With our $2 million advisor in mind, we can punch into our calculator:
- $2,000,000 X (.65-.47) / 365
Or broken down in pieces:
- $2,000,000 in production.
- Multiplied by the difference in possible net take-home between the current wirehouse model (47%) and what is often achieved in the RIA model (65%).
- Divided by 365 days in a year.
As our trusty calculators show, this comes to the mentioned $986. Or 141 lattes per day!
More bluntly: Every day you tell yourself you should learn more about the RIA model, but do not get around to taking the next steps in doing so, it costs you $986 per day!
Now to be sure, the above calculation is assuming a $2 million producing advisor, receiving a 47% grid payout currently (again, most likely overstated), and who will achieve a 65% take-home as an RIA. Each advisor situation is unique, but I challenge you to take out a calculator and punch in your own applicable numbers to see what your “daily run rate” is costing you as well.
The RIA model is not a fit for everyone. Perhaps you are one of the folks for whom, upon exploring further, it turns out to not be a good fit for you and your practice. For those for whom it will prove to be a fit, and who do ultimately make the transition, every day that passes in which you don’t take at least some initial time to learn more about how the model works and what it would look like for your practice, is a day possibly costing you $986.
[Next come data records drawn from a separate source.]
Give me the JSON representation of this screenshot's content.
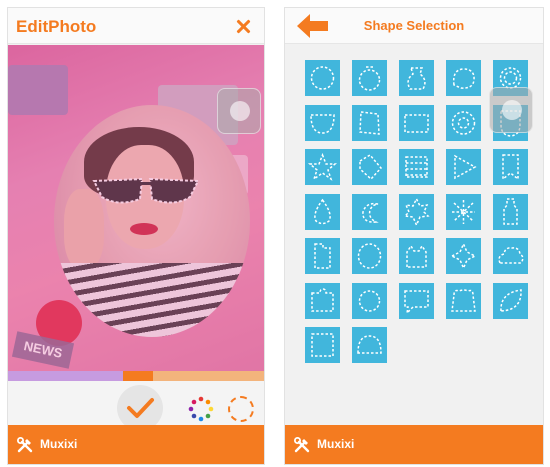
{
  "left_screen": {
    "title": "EditPhoto",
    "photo_label": "NEWS",
    "bottom_brand": "Muxixi",
    "toolbar": {
      "confirm_icon": "checkmark-icon",
      "palette_icon": "color-palette-icon",
      "shape_icon": "dashed-circle-icon"
    }
  },
  "right_screen": {
    "title": "Shape Selection",
    "bottom_brand": "Muxixi",
    "shapes": [
      "circle",
      "ornament",
      "vase",
      "bubble-cloud",
      "bubble-ring",
      "semicircle",
      "scroll",
      "rectangle",
      "flower",
      "shield",
      "star",
      "tag",
      "stitched-square",
      "triangle",
      "ribbon",
      "drop",
      "crescent",
      "maple-leaf",
      "snowflake",
      "bottle",
      "tall-rectangle",
      "oval",
      "cat",
      "sparkle",
      "cloud",
      "puzzle",
      "circle-small",
      "speech-bubble",
      "bear",
      "leaf",
      "square",
      "dome"
    ]
  },
  "colors": {
    "accent": "#f47b20",
    "tile": "#41b6dc",
    "palette_strip": [
      "#c69be0",
      "#f47b20",
      "#f3b47c"
    ]
  }
}
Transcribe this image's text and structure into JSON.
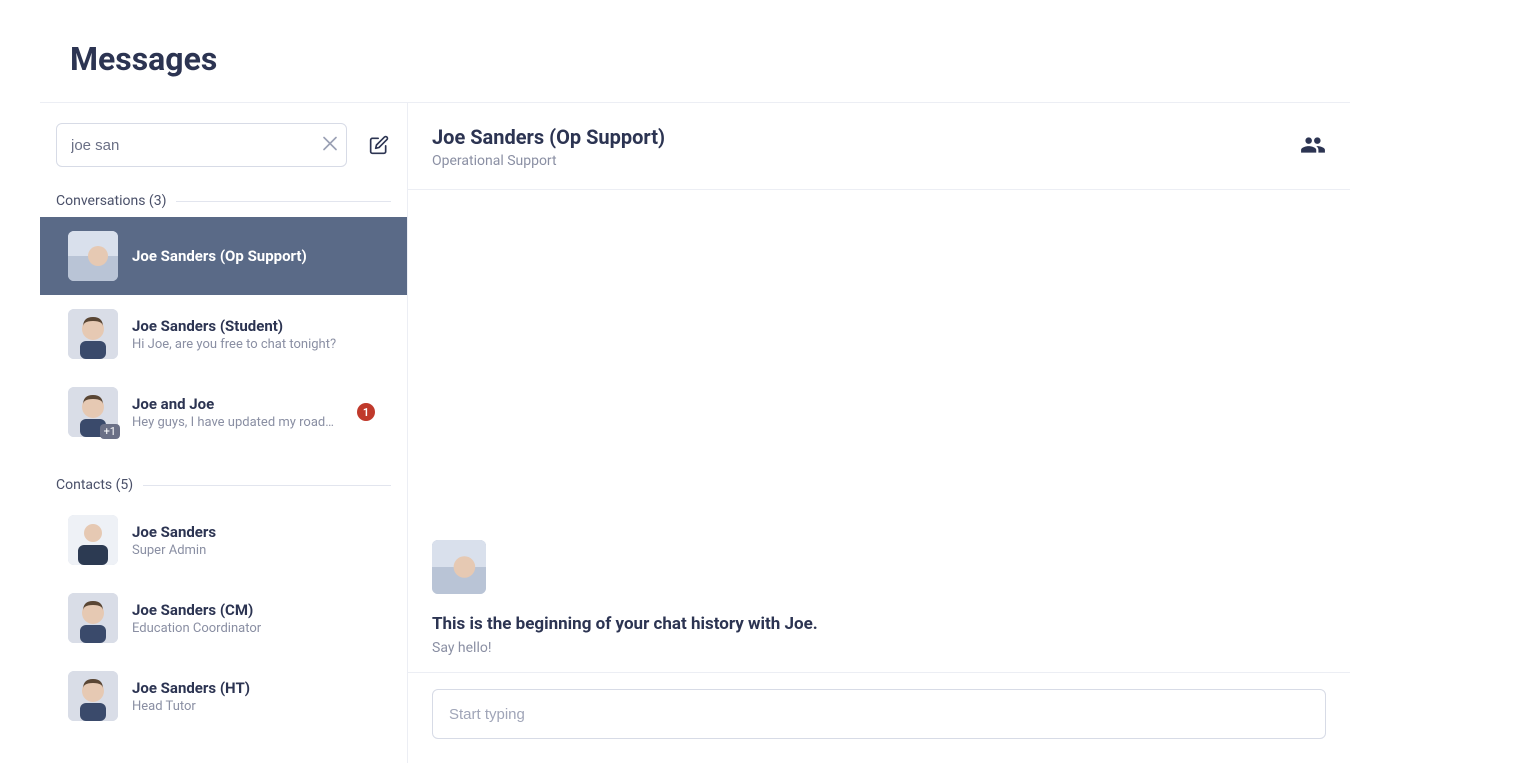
{
  "page": {
    "title": "Messages"
  },
  "search": {
    "value": "joe san",
    "clear_icon": "close-icon"
  },
  "compose": {
    "icon": "compose-icon"
  },
  "sections": {
    "conversations_label": "Conversations (3)",
    "contacts_label": "Contacts (5)"
  },
  "conversations": [
    {
      "name": "Joe Sanders (Op Support)",
      "preview": "",
      "selected": true,
      "avatar_style": "rotated"
    },
    {
      "name": "Joe Sanders (Student)",
      "preview": "Hi Joe, are you free to chat tonight?",
      "avatar_style": "normal"
    },
    {
      "name": "Joe and Joe",
      "preview": "Hey guys, I have updated my roadm…",
      "badge": "1",
      "overflow_badge": "+1",
      "avatar_style": "normal"
    }
  ],
  "contacts": [
    {
      "name": "Joe Sanders",
      "role": "Super Admin",
      "avatar_style": "bust"
    },
    {
      "name": "Joe Sanders (CM)",
      "role": "Education Coordinator",
      "avatar_style": "normal"
    },
    {
      "name": "Joe Sanders (HT)",
      "role": "Head Tutor",
      "avatar_style": "normal"
    }
  ],
  "chat": {
    "title": "Joe Sanders (Op Support)",
    "subtitle": "Operational Support",
    "group_icon": "people-icon",
    "empty_title": "This is the beginning of your chat history with Joe.",
    "empty_sub": "Say hello!",
    "input_placeholder": "Start typing"
  }
}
If you choose not to take my above advice, next time you’re going through the Starbucks drive-thru, after you pay for your own latte, pick up the tab for the next 140 people behind you as well. And oh yeah, then come back the next day and do it all over again. And the day after that. After then the next day again after that. And on and on we go…
Brad Wales is the founder of Transition To RIA, a consulting firm uniquely focused on helping established financial advisors understand everything there is to know about WHY and HOW to transition their practice to the RIA model. Brad utilizes his nearly 20 years of industry experience, including direct RIA related roles in compliance, finance and business development to provide independent advice regarding how advisors can benefit from the advantages of the RIA model.